# ACTIVITY
Omit all pictures, then repeat the listing exactly.

# DATA
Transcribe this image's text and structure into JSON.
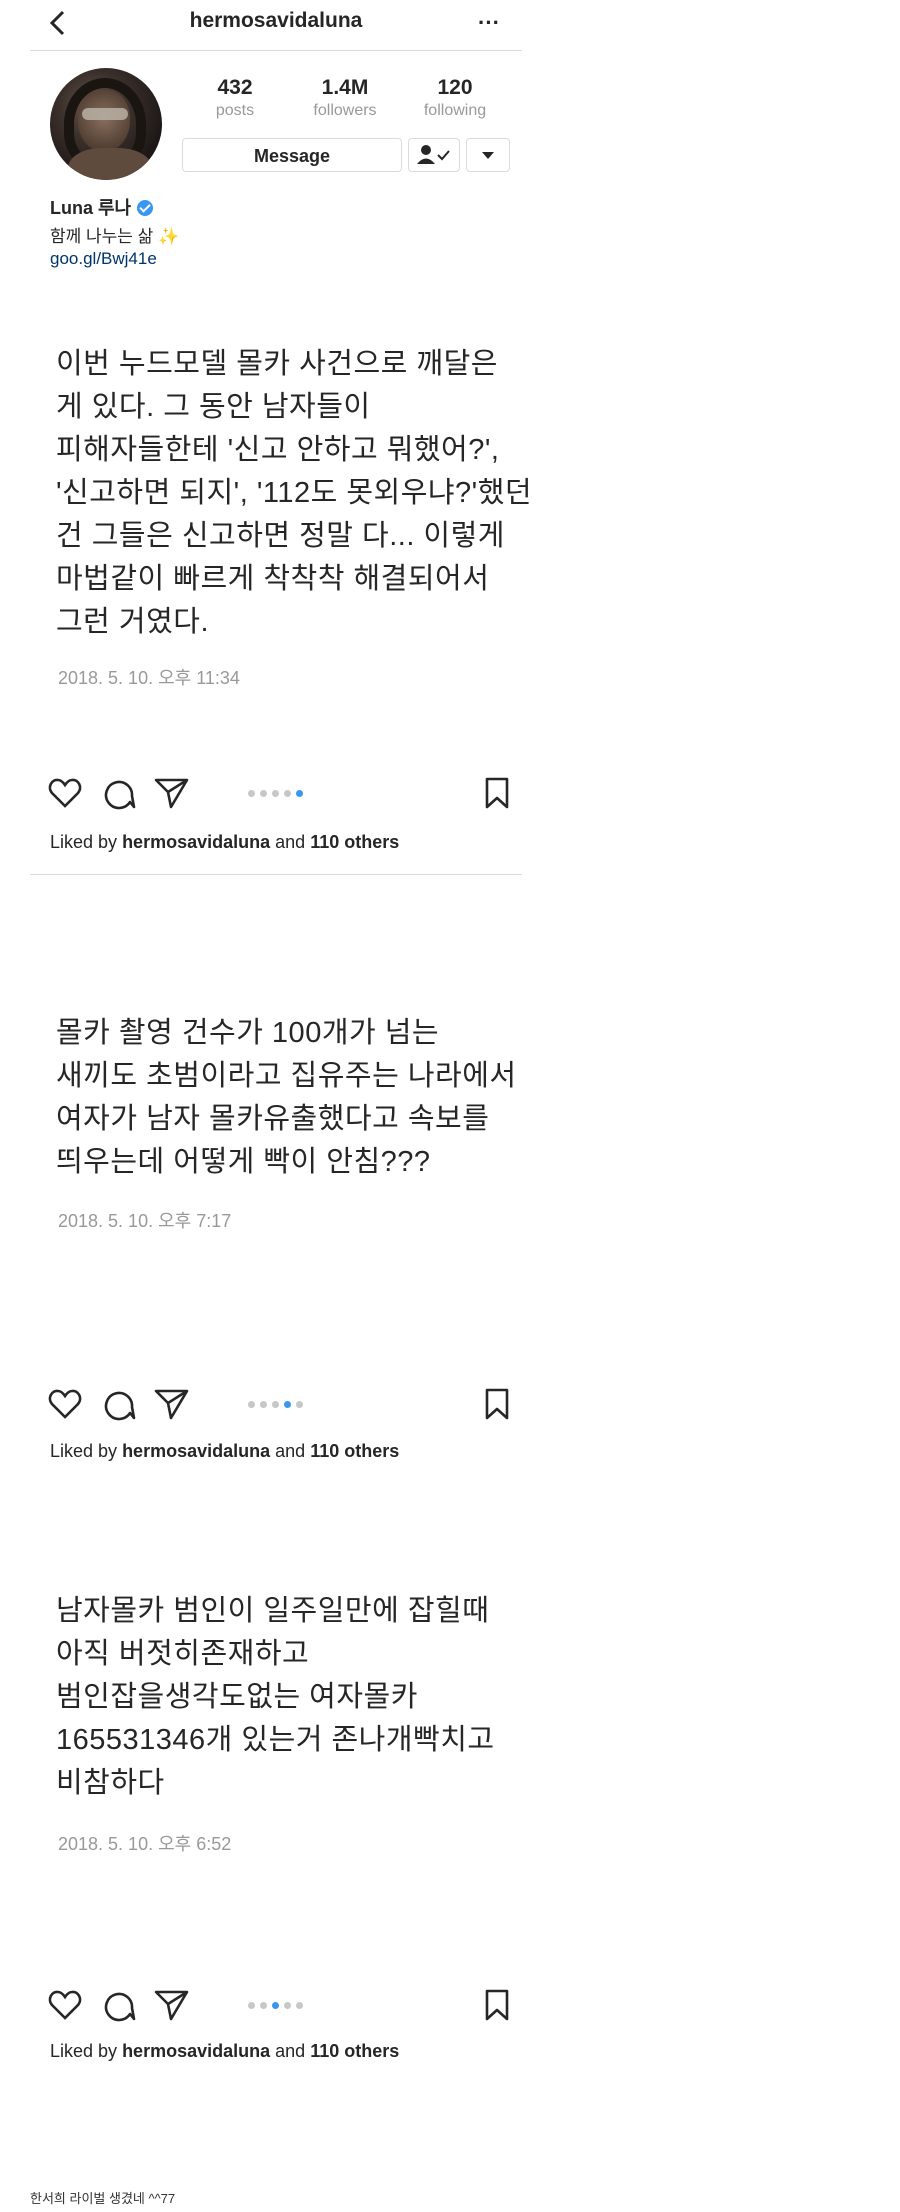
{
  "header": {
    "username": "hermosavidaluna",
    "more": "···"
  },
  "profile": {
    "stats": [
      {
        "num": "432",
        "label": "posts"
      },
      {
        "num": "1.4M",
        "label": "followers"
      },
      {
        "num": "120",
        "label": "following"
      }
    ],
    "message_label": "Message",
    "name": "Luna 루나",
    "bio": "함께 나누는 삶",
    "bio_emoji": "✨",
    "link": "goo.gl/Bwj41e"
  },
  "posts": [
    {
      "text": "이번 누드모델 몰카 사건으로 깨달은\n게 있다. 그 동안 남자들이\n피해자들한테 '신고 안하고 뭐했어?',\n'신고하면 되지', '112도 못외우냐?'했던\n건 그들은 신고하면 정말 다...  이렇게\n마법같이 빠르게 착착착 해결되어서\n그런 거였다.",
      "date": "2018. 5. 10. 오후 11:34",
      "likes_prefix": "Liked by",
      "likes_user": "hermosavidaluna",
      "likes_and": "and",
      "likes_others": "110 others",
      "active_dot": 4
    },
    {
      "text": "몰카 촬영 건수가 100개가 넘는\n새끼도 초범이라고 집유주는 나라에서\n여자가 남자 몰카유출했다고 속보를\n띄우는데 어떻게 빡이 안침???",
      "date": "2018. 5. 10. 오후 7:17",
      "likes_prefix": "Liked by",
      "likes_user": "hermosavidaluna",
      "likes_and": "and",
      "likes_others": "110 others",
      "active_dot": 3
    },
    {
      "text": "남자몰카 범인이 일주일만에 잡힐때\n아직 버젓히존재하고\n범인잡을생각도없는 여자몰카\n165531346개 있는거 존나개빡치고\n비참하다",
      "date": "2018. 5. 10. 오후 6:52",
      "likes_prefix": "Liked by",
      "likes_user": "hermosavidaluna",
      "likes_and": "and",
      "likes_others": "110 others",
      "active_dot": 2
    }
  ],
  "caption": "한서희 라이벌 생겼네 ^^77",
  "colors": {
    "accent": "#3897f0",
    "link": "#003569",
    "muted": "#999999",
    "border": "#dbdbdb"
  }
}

# RESULT
Transcribe this image's text and structure into JSON.
{
  "header": {
    "username": "hermosavidaluna",
    "more": "···"
  },
  "profile": {
    "stats": [
      {
        "num": "432",
        "label": "posts"
      },
      {
        "num": "1.4M",
        "label": "followers"
      },
      {
        "num": "120",
        "label": "following"
      }
    ],
    "message_label": "Message",
    "name": "Luna 루나",
    "bio": "함께 나누는 삶",
    "bio_emoji": "✨",
    "link": "goo.gl/Bwj41e"
  },
  "posts": [
    {
      "text": "이번 누드모델 몰카 사건으로 깨달은\n게 있다. 그 동안 남자들이\n피해자들한테 '신고 안하고 뭐했어?',\n'신고하면 되지', '112도 못외우냐?'했던\n건 그들은 신고하면 정말 다...  이렇게\n마법같이 빠르게 착착착 해결되어서\n그런 거였다.",
      "date": "2018. 5. 10. 오후 11:34",
      "likes_prefix": "Liked by",
      "likes_user": "hermosavidaluna",
      "likes_and": "and",
      "likes_others": "110 others",
      "active_dot": 4
    },
    {
      "text": "몰카 촬영 건수가 100개가 넘는\n새끼도 초범이라고 집유주는 나라에서\n여자가 남자 몰카유출했다고 속보를\n띄우는데 어떻게 빡이 안침???",
      "date": "2018. 5. 10. 오후 7:17",
      "likes_prefix": "Liked by",
      "likes_user": "hermosavidaluna",
      "likes_and": "and",
      "likes_others": "110 others",
      "active_dot": 3
    },
    {
      "text": "남자몰카 범인이 일주일만에 잡힐때\n아직 버젓히존재하고\n범인잡을생각도없는 여자몰카\n165531346개 있는거 존나개빡치고\n비참하다",
      "date": "2018. 5. 10. 오후 6:52",
      "likes_prefix": "Liked by",
      "likes_user": "hermosavidaluna",
      "likes_and": "and",
      "likes_others": "110 others",
      "active_dot": 2
    }
  ],
  "caption": "한서희 라이벌 생겼네 ^^77",
  "colors": {
    "accent": "#3897f0",
    "link": "#003569",
    "muted": "#999999",
    "border": "#dbdbdb"
  }
}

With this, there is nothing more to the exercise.